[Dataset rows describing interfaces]
----
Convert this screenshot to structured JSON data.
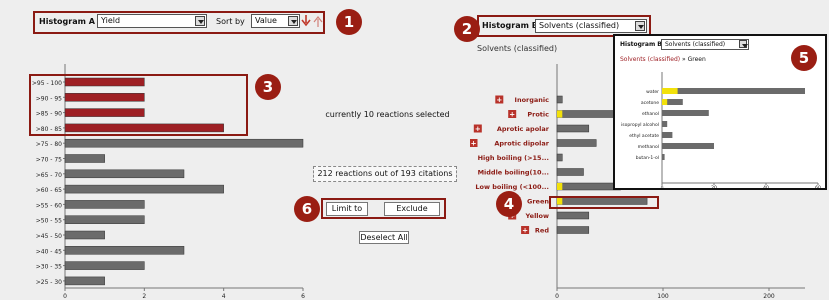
{
  "histogram_a": {
    "label": "Histogram A",
    "field": "Yield",
    "sort_label": "Sort by",
    "sort_value": "Value",
    "chart_data": {
      "type": "bar",
      "categories": [
        ">95 - 100",
        ">90 - 95",
        ">85 - 90",
        ">80 - 85",
        ">75 - 80",
        ">70 - 75",
        ">65 - 70",
        ">60 - 65",
        ">55 - 60",
        ">50 - 55",
        ">45 - 50",
        ">40 - 45",
        ">30 - 35",
        ">25 - 30"
      ],
      "values": [
        2,
        2,
        2,
        4,
        6,
        1,
        3,
        4,
        2,
        2,
        1,
        3,
        2,
        1
      ],
      "selected": [
        true,
        true,
        true,
        true,
        false,
        false,
        false,
        false,
        false,
        false,
        false,
        false,
        false,
        false
      ],
      "xlim": [
        0,
        6
      ],
      "xticks": [
        "0",
        "2",
        "4",
        "6"
      ]
    }
  },
  "middle": {
    "selection_text": "currently 10 reactions selected",
    "count_text": "212 reactions out of 193 citations",
    "limit_label": "Limit to",
    "exclude_label": "Exclude",
    "deselect_label": "Deselect All"
  },
  "histogram_b": {
    "label": "Histogram B",
    "field": "Solvents (classified)",
    "chart_title": "Solvents (classified)",
    "chart_data": {
      "type": "bar",
      "categories": [
        "Inorganic",
        "Protic",
        "Aprotic apolar",
        "Aprotic dipolar",
        "High boiling (>15...",
        "Middle boiling(10...",
        "Low boiling (<100...",
        "Green",
        "Yellow",
        "Red"
      ],
      "values": [
        5,
        105,
        30,
        37,
        5,
        25,
        60,
        85,
        30,
        30
      ],
      "selected": [
        0,
        5,
        0,
        0,
        0,
        0,
        5,
        5,
        0,
        0
      ],
      "xlim": [
        0,
        250
      ],
      "xticks": [
        "0",
        "100",
        "200"
      ]
    }
  },
  "popup": {
    "label": "Histogram B",
    "field": "Solvents (classified)",
    "breadcrumb_parent": "Solvents (classified)",
    "breadcrumb_sep": "»",
    "breadcrumb_current": "Green",
    "chart_data": {
      "type": "bar",
      "categories": [
        "water",
        "acetone",
        "ethanol",
        "isopropyl alcohol",
        "ethyl acetate",
        "methanol",
        "butan-1-ol"
      ],
      "values": [
        55,
        8,
        18,
        2,
        4,
        20,
        1
      ],
      "selected": [
        6,
        2,
        0,
        0,
        0,
        0,
        0
      ],
      "xlim": [
        0,
        60
      ],
      "xticks": [
        "0",
        "20",
        "40",
        "60"
      ]
    }
  },
  "callouts": [
    "1",
    "2",
    "3",
    "4",
    "5",
    "6"
  ],
  "colors": {
    "selected_bar": "#9e1f24",
    "bar": "#6b6b6b",
    "highlight": "#f2e10a",
    "callout": "#8b1a13"
  }
}
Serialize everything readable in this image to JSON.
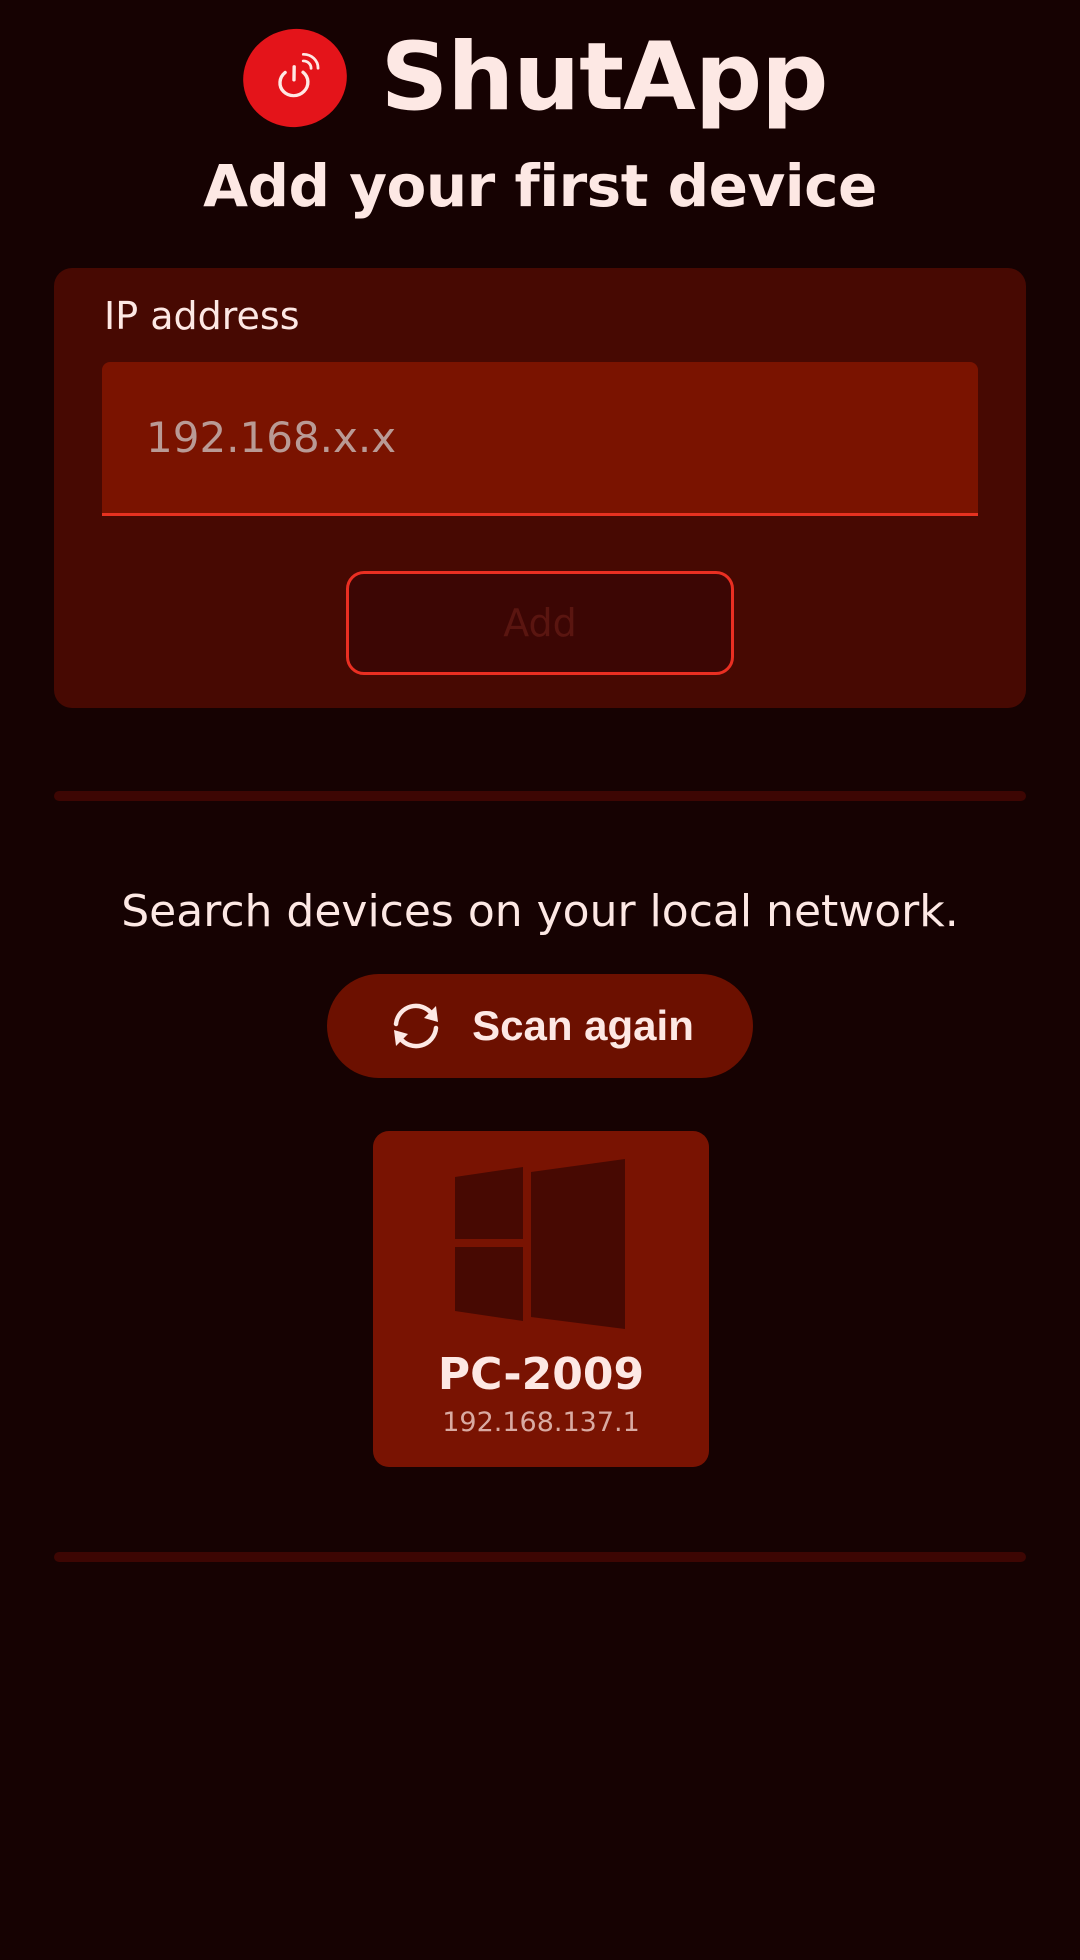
{
  "header": {
    "app_title": "ShutApp",
    "logo_icon": "power-wifi-icon",
    "page_title": "Add your first device"
  },
  "ip_card": {
    "label": "IP address",
    "input_value": "",
    "input_placeholder": "192.168.x.x",
    "add_label": "Add"
  },
  "scan": {
    "description": "Search devices on your local network.",
    "button_label": "Scan again",
    "button_icon": "refresh-icon"
  },
  "devices": [
    {
      "name": "PC-2009",
      "ip": "192.168.137.1",
      "icon": "windows-icon"
    }
  ],
  "colors": {
    "background": "#160202",
    "card": "#470902",
    "field": "#7a1300",
    "accent": "#e4141a",
    "tile": "#791302"
  }
}
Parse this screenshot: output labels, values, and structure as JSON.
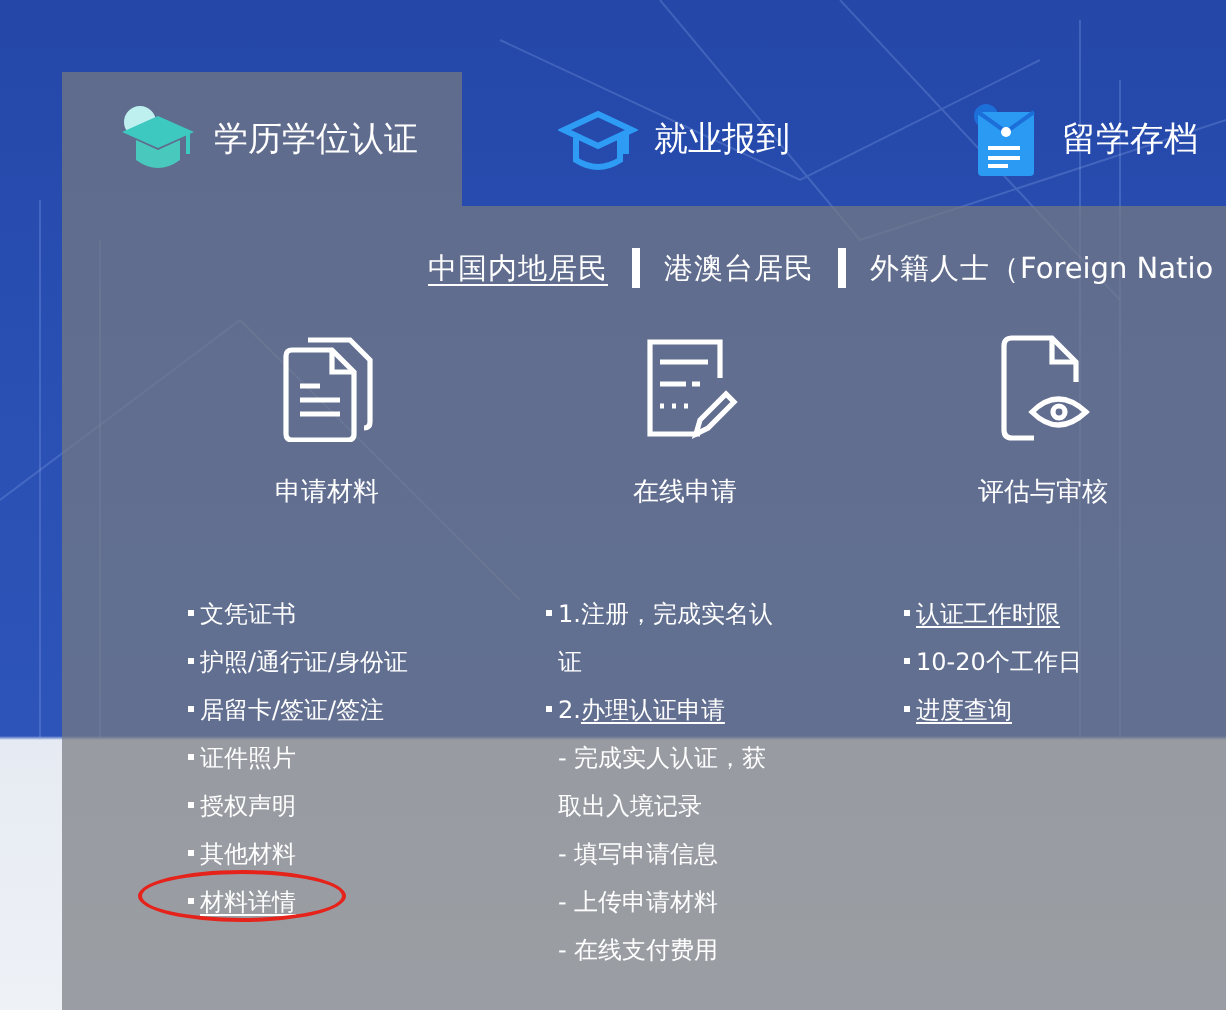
{
  "tabs": [
    {
      "label": "学历学位认证",
      "kind": "cap",
      "selected": true
    },
    {
      "label": "就业报到",
      "kind": "cap-outline",
      "selected": false
    },
    {
      "label": "留学存档",
      "kind": "folder",
      "selected": false
    }
  ],
  "audience_tabs": [
    {
      "label": "中国内地居民",
      "selected": true
    },
    {
      "label": "港澳台居民",
      "selected": false
    },
    {
      "label": "外籍人士（Foreign Natio",
      "selected": false
    }
  ],
  "columns": [
    {
      "title": "申请材料",
      "kind": "documents",
      "items": [
        {
          "kind": "bullet",
          "text": "文凭证书",
          "circled": false
        },
        {
          "kind": "bullet",
          "text": "护照/通行证/身份证",
          "circled": false
        },
        {
          "kind": "bullet",
          "text": "居留卡/签证/签注",
          "circled": false
        },
        {
          "kind": "bullet",
          "text": "证件照片",
          "circled": false
        },
        {
          "kind": "bullet",
          "text": "授权声明",
          "circled": false
        },
        {
          "kind": "bullet",
          "text": "其他材料",
          "circled": false
        },
        {
          "kind": "link",
          "text": "材料详情",
          "circled": true
        }
      ]
    },
    {
      "title": "在线申请",
      "kind": "form",
      "items": [
        {
          "kind": "bullet",
          "text": "1.注册，完成实名认证",
          "circled": false
        },
        {
          "kind": "mixed",
          "prefix": "2.",
          "text": "办理认证申请",
          "circled": false
        },
        {
          "kind": "sub",
          "text": "- 完成实人认证，获取出入境记录",
          "circled": false
        },
        {
          "kind": "sub",
          "text": "- 填写申请信息",
          "circled": false
        },
        {
          "kind": "sub",
          "text": "- 上传申请材料",
          "circled": false
        },
        {
          "kind": "sub",
          "text": "- 在线支付费用",
          "circled": false
        }
      ]
    },
    {
      "title": "评估与审核",
      "kind": "review",
      "items": [
        {
          "kind": "link",
          "text": "认证工作时限",
          "circled": false
        },
        {
          "kind": "bullet",
          "text": "10-20个工作日",
          "circled": false
        },
        {
          "kind": "link",
          "text": "进度查询",
          "circled": false
        }
      ]
    }
  ]
}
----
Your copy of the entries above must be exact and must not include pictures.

* [Solution to the problem]:
Convert this screenshot to structured JSON data.
{
  "histogram_a": {
    "label": "Histogram A",
    "field": "Yield",
    "sort_label": "Sort by",
    "sort_value": "Value",
    "chart_data": {
      "type": "bar",
      "categories": [
        ">95 - 100",
        ">90 - 95",
        ">85 - 90",
        ">80 - 85",
        ">75 - 80",
        ">70 - 75",
        ">65 - 70",
        ">60 - 65",
        ">55 - 60",
        ">50 - 55",
        ">45 - 50",
        ">40 - 45",
        ">30 - 35",
        ">25 - 30"
      ],
      "values": [
        2,
        2,
        2,
        4,
        6,
        1,
        3,
        4,
        2,
        2,
        1,
        3,
        2,
        1
      ],
      "selected": [
        true,
        true,
        true,
        true,
        false,
        false,
        false,
        false,
        false,
        false,
        false,
        false,
        false,
        false
      ],
      "xlim": [
        0,
        6
      ],
      "xticks": [
        "0",
        "2",
        "4",
        "6"
      ]
    }
  },
  "middle": {
    "selection_text": "currently 10 reactions selected",
    "count_text": "212 reactions out of 193 citations",
    "limit_label": "Limit to",
    "exclude_label": "Exclude",
    "deselect_label": "Deselect All"
  },
  "histogram_b": {
    "label": "Histogram B",
    "field": "Solvents (classified)",
    "chart_title": "Solvents (classified)",
    "chart_data": {
      "type": "bar",
      "categories": [
        "Inorganic",
        "Protic",
        "Aprotic apolar",
        "Aprotic dipolar",
        "High boiling (>15...",
        "Middle boiling(10...",
        "Low boiling (<100...",
        "Green",
        "Yellow",
        "Red"
      ],
      "values": [
        5,
        105,
        30,
        37,
        5,
        25,
        60,
        85,
        30,
        30
      ],
      "selected": [
        0,
        5,
        0,
        0,
        0,
        0,
        5,
        5,
        0,
        0
      ],
      "xlim": [
        0,
        250
      ],
      "xticks": [
        "0",
        "100",
        "200"
      ]
    }
  },
  "popup": {
    "label": "Histogram B",
    "field": "Solvents (classified)",
    "breadcrumb_parent": "Solvents (classified)",
    "breadcrumb_sep": "»",
    "breadcrumb_current": "Green",
    "chart_data": {
      "type": "bar",
      "categories": [
        "water",
        "acetone",
        "ethanol",
        "isopropyl alcohol",
        "ethyl acetate",
        "methanol",
        "butan-1-ol"
      ],
      "values": [
        55,
        8,
        18,
        2,
        4,
        20,
        1
      ],
      "selected": [
        6,
        2,
        0,
        0,
        0,
        0,
        0
      ],
      "xlim": [
        0,
        60
      ],
      "xticks": [
        "0",
        "20",
        "40",
        "60"
      ]
    }
  },
  "callouts": [
    "1",
    "2",
    "3",
    "4",
    "5",
    "6"
  ],
  "colors": {
    "selected_bar": "#9e1f24",
    "bar": "#6b6b6b",
    "highlight": "#f2e10a",
    "callout": "#8b1a13"
  }
}
Serialize everything readable in this image to JSON.
{
  "header": {
    "app_title": "ShutApp",
    "logo_icon": "power-wifi-icon",
    "page_title": "Add your first device"
  },
  "ip_card": {
    "label": "IP address",
    "input_value": "",
    "input_placeholder": "192.168.x.x",
    "add_label": "Add"
  },
  "scan": {
    "description": "Search devices on your local network.",
    "button_label": "Scan again",
    "button_icon": "refresh-icon"
  },
  "devices": [
    {
      "name": "PC-2009",
      "ip": "192.168.137.1",
      "icon": "windows-icon"
    }
  ],
  "colors": {
    "background": "#160202",
    "card": "#470902",
    "field": "#7a1300",
    "accent": "#e4141a",
    "tile": "#791302"
  }
}
Parse this screenshot: output labels, values, and structure as JSON.
{
  "tabs": [
    {
      "label": "学历学位认证",
      "kind": "cap",
      "selected": true
    },
    {
      "label": "就业报到",
      "kind": "cap-outline",
      "selected": false
    },
    {
      "label": "留学存档",
      "kind": "folder",
      "selected": false
    }
  ],
  "audience_tabs": [
    {
      "label": "中国内地居民",
      "selected": true
    },
    {
      "label": "港澳台居民",
      "selected": false
    },
    {
      "label": "外籍人士（Foreign Natio",
      "selected": false
    }
  ],
  "columns": [
    {
      "title": "申请材料",
      "kind": "documents",
      "items": [
        {
          "kind": "bullet",
          "text": "文凭证书",
          "circled": false
        },
        {
          "kind": "bullet",
          "text": "护照/通行证/身份证",
          "circled": false
        },
        {
          "kind": "bullet",
          "text": "居留卡/签证/签注",
          "circled": false
        },
        {
          "kind": "bullet",
          "text": "证件照片",
          "circled": false
        },
        {
          "kind": "bullet",
          "text": "授权声明",
          "circled": false
        },
        {
          "kind": "bullet",
          "text": "其他材料",
          "circled": false
        },
        {
          "kind": "link",
          "text": "材料详情",
          "circled": true
        }
      ]
    },
    {
      "title": "在线申请",
      "kind": "form",
      "items": [
        {
          "kind": "bullet",
          "text": "1.注册，完成实名认证",
          "circled": false
        },
        {
          "kind": "mixed",
          "prefix": "2.",
          "text": "办理认证申请",
          "circled": false
        },
        {
          "kind": "sub",
          "text": "- 完成实人认证，获取出入境记录",
          "circled": false
        },
        {
          "kind": "sub",
          "text": "- 填写申请信息",
          "circled": false
        },
        {
          "kind": "sub",
          "text": "- 上传申请材料",
          "circled": false
        },
        {
          "kind": "sub",
          "text": "- 在线支付费用",
          "circled": false
        }
      ]
    },
    {
      "title": "评估与审核",
      "kind": "review",
      "items": [
        {
          "kind": "link",
          "text": "认证工作时限",
          "circled": false
        },
        {
          "kind": "bullet",
          "text": "10-20个工作日",
          "circled": false
        },
        {
          "kind": "link",
          "text": "进度查询",
          "circled": false
        }
      ]
    }
  ]
}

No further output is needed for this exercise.